* **What the task requires**: The reply should match the listing below character for character, except that no image is carried over.

Data extracts START

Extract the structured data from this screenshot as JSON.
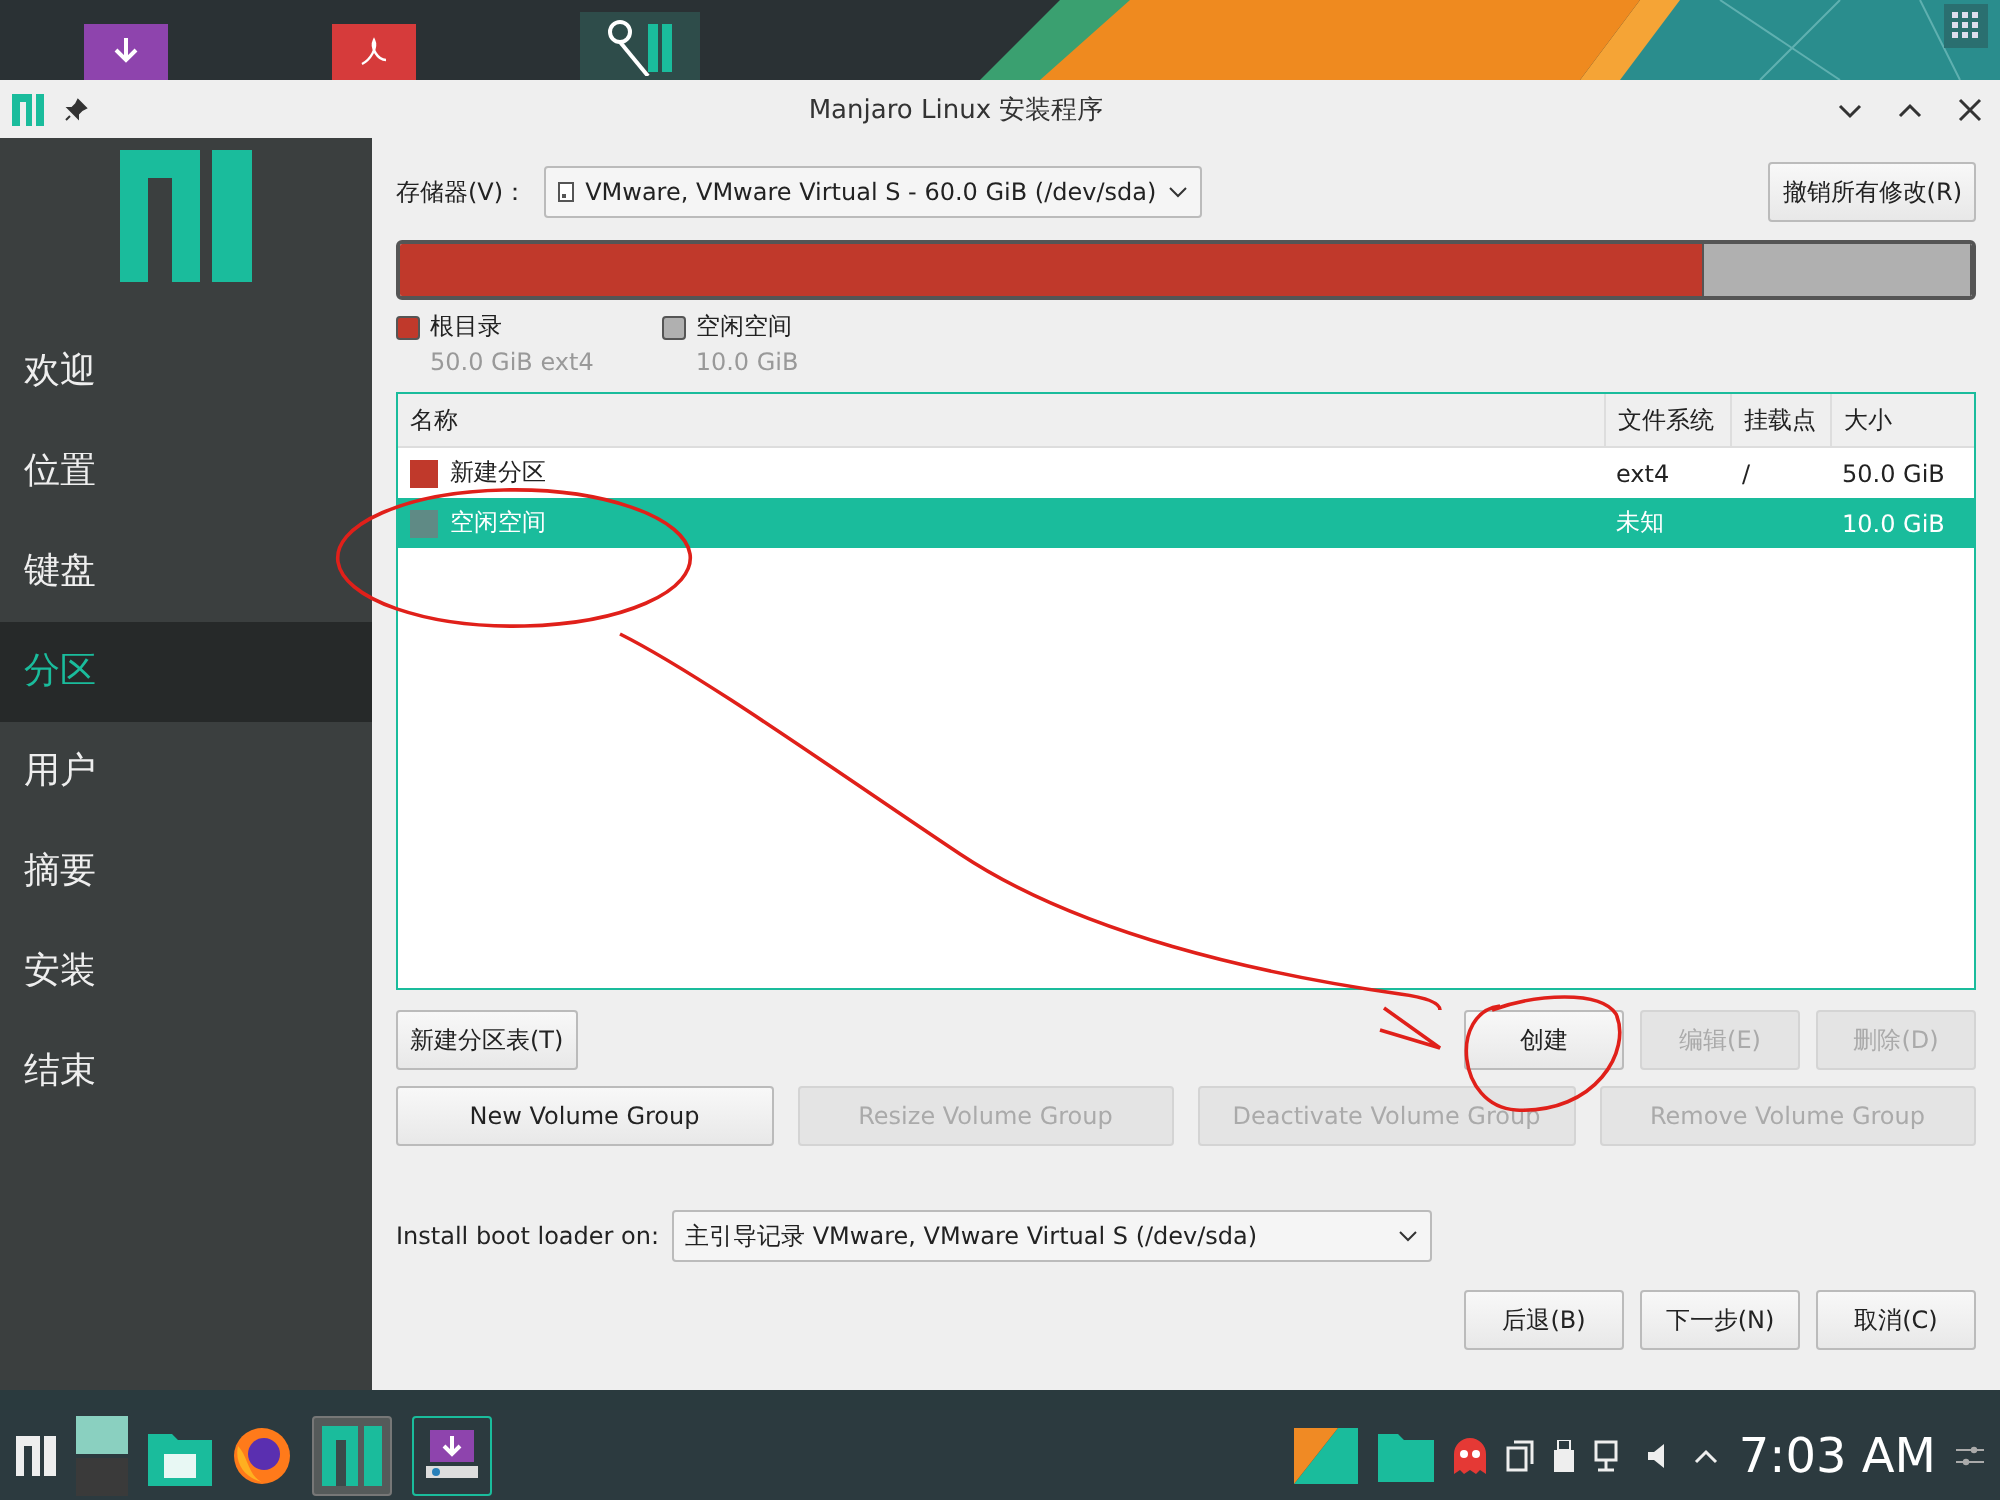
{
  "window": {
    "title": "Manjaro Linux 安装程序"
  },
  "sidebar": {
    "items": [
      {
        "label": "欢迎",
        "selected": false
      },
      {
        "label": "位置",
        "selected": false
      },
      {
        "label": "键盘",
        "selected": false
      },
      {
        "label": "分区",
        "selected": true
      },
      {
        "label": "用户",
        "selected": false
      },
      {
        "label": "摘要",
        "selected": false
      },
      {
        "label": "安装",
        "selected": false
      },
      {
        "label": "结束",
        "selected": false
      }
    ]
  },
  "storage": {
    "label": "存储器(V)：",
    "value": "VMware, VMware Virtual S - 60.0 GiB (/dev/sda)",
    "revert_button": "撤销所有修改(R)"
  },
  "usage_bar": [
    {
      "label": "根目录",
      "detail": "50.0 GiB  ext4",
      "level": 0.83,
      "color": "#c0392b"
    },
    {
      "label": "空闲空间",
      "detail": "10.0 GiB",
      "level": 0.17,
      "color": "#b0b0b0"
    }
  ],
  "table": {
    "columns": [
      "名称",
      "文件系统",
      "挂载点",
      "大小"
    ],
    "rows": [
      {
        "name": "新建分区",
        "filesystem": "ext4",
        "mount": "/",
        "size": "50.0 GiB",
        "color": "#c0392b",
        "selected": false
      },
      {
        "name": "空闲空间",
        "filesystem": "未知",
        "mount": "",
        "size": "10.0 GiB",
        "color": "#5f8a85",
        "selected": true
      }
    ]
  },
  "partition_buttons": [
    {
      "label": "新建分区表(T)",
      "disabled": false
    },
    {
      "label": "创建",
      "disabled": false
    },
    {
      "label": "编辑(E)",
      "disabled": true
    },
    {
      "label": "删除(D)",
      "disabled": true
    }
  ],
  "volume_buttons": [
    {
      "label": "New Volume Group",
      "disabled": false
    },
    {
      "label": "Resize Volume Group",
      "disabled": true
    },
    {
      "label": "Deactivate Volume Group",
      "disabled": true
    },
    {
      "label": "Remove Volume Group",
      "disabled": true
    }
  ],
  "boot_loader": {
    "label": "Install boot loader on:",
    "value": "主引导记录 VMware, VMware Virtual S (/dev/sda)"
  },
  "nav_buttons": [
    {
      "label": "后退(B)",
      "disabled": false
    },
    {
      "label": "下一步(N)",
      "disabled": false
    },
    {
      "label": "取消(C)",
      "disabled": false
    }
  ],
  "taskbar": {
    "clock": "7:03 AM"
  }
}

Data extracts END

* **Output for this exercise**:
Extract the structured data from this screenshot as JSON.
{
  "window": {
    "title": "Manjaro Linux 安装程序"
  },
  "sidebar": {
    "items": [
      {
        "label": "欢迎",
        "selected": false
      },
      {
        "label": "位置",
        "selected": false
      },
      {
        "label": "键盘",
        "selected": false
      },
      {
        "label": "分区",
        "selected": true
      },
      {
        "label": "用户",
        "selected": false
      },
      {
        "label": "摘要",
        "selected": false
      },
      {
        "label": "安装",
        "selected": false
      },
      {
        "label": "结束",
        "selected": false
      }
    ]
  },
  "storage": {
    "label": "存储器(V)：",
    "value": "VMware, VMware Virtual S - 60.0 GiB (/dev/sda)",
    "revert_button": "撤销所有修改(R)"
  },
  "usage_bar": [
    {
      "label": "根目录",
      "detail": "50.0 GiB  ext4",
      "level": 0.83,
      "color": "#c0392b"
    },
    {
      "label": "空闲空间",
      "detail": "10.0 GiB",
      "level": 0.17,
      "color": "#b0b0b0"
    }
  ],
  "table": {
    "columns": [
      "名称",
      "文件系统",
      "挂载点",
      "大小"
    ],
    "rows": [
      {
        "name": "新建分区",
        "filesystem": "ext4",
        "mount": "/",
        "size": "50.0 GiB",
        "color": "#c0392b",
        "selected": false
      },
      {
        "name": "空闲空间",
        "filesystem": "未知",
        "mount": "",
        "size": "10.0 GiB",
        "color": "#5f8a85",
        "selected": true
      }
    ]
  },
  "partition_buttons": [
    {
      "label": "新建分区表(T)",
      "disabled": false
    },
    {
      "label": "创建",
      "disabled": false
    },
    {
      "label": "编辑(E)",
      "disabled": true
    },
    {
      "label": "删除(D)",
      "disabled": true
    }
  ],
  "volume_buttons": [
    {
      "label": "New Volume Group",
      "disabled": false
    },
    {
      "label": "Resize Volume Group",
      "disabled": true
    },
    {
      "label": "Deactivate Volume Group",
      "disabled": true
    },
    {
      "label": "Remove Volume Group",
      "disabled": true
    }
  ],
  "boot_loader": {
    "label": "Install boot loader on:",
    "value": "主引导记录 VMware, VMware Virtual S (/dev/sda)"
  },
  "nav_buttons": [
    {
      "label": "后退(B)",
      "disabled": false
    },
    {
      "label": "下一步(N)",
      "disabled": false
    },
    {
      "label": "取消(C)",
      "disabled": false
    }
  ],
  "taskbar": {
    "clock": "7:03 AM"
  }
}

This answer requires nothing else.